Go through the entries below. Copy out every line that contains "JSON".

═══ Exercise inputs ═══

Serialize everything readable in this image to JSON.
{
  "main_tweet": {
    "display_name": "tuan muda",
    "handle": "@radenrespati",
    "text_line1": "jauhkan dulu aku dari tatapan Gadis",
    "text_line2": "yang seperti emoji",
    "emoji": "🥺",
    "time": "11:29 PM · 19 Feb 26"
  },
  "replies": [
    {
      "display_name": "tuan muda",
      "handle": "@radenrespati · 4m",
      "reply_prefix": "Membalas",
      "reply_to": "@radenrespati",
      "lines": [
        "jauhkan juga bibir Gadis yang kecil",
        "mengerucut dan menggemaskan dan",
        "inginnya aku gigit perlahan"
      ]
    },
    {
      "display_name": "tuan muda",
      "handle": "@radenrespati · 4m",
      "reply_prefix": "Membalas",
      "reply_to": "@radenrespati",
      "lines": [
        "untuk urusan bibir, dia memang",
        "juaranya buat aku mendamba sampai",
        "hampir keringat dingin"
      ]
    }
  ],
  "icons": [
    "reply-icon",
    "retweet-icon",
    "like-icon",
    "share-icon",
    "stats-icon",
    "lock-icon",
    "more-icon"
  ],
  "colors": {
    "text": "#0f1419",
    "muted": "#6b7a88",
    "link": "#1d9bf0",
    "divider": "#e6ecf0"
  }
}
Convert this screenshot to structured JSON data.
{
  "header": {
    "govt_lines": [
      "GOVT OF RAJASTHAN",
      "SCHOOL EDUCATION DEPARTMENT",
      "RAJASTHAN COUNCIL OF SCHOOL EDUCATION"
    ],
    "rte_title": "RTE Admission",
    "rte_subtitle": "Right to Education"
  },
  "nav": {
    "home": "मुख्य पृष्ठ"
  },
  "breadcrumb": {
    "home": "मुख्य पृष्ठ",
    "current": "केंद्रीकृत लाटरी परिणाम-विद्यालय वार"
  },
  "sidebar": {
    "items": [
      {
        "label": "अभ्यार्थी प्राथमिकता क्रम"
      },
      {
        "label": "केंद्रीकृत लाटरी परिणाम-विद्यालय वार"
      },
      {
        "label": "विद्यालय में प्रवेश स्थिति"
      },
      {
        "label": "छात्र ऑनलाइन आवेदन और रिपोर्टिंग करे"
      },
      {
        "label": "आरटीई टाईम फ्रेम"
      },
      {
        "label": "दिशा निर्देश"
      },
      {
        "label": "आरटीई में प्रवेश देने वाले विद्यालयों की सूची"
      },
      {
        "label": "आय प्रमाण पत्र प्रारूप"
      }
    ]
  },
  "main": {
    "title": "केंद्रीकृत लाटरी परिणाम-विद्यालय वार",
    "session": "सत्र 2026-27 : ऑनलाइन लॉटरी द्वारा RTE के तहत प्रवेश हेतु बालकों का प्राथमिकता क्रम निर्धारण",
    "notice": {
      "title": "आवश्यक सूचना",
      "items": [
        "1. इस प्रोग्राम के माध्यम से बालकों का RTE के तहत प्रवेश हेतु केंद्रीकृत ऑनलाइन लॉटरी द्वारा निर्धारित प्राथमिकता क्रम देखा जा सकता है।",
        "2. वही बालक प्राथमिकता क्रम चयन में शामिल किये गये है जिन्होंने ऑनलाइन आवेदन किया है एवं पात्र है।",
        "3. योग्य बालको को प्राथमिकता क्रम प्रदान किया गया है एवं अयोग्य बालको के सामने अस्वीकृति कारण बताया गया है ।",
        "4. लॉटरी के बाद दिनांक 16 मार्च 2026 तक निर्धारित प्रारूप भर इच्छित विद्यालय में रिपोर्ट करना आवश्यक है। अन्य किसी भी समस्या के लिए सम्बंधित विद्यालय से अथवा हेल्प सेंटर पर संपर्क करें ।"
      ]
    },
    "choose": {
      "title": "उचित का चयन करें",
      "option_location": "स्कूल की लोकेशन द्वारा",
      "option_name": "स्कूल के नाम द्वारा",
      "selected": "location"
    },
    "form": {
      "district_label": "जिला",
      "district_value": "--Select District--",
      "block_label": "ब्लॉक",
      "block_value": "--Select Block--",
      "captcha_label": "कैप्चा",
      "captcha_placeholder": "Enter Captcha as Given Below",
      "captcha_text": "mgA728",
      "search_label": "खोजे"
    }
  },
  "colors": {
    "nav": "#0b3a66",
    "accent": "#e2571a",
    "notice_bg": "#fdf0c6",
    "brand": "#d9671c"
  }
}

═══

Expected output
Serialize everything readable in this image to JSON.
Convert this screenshot to structured JSON data.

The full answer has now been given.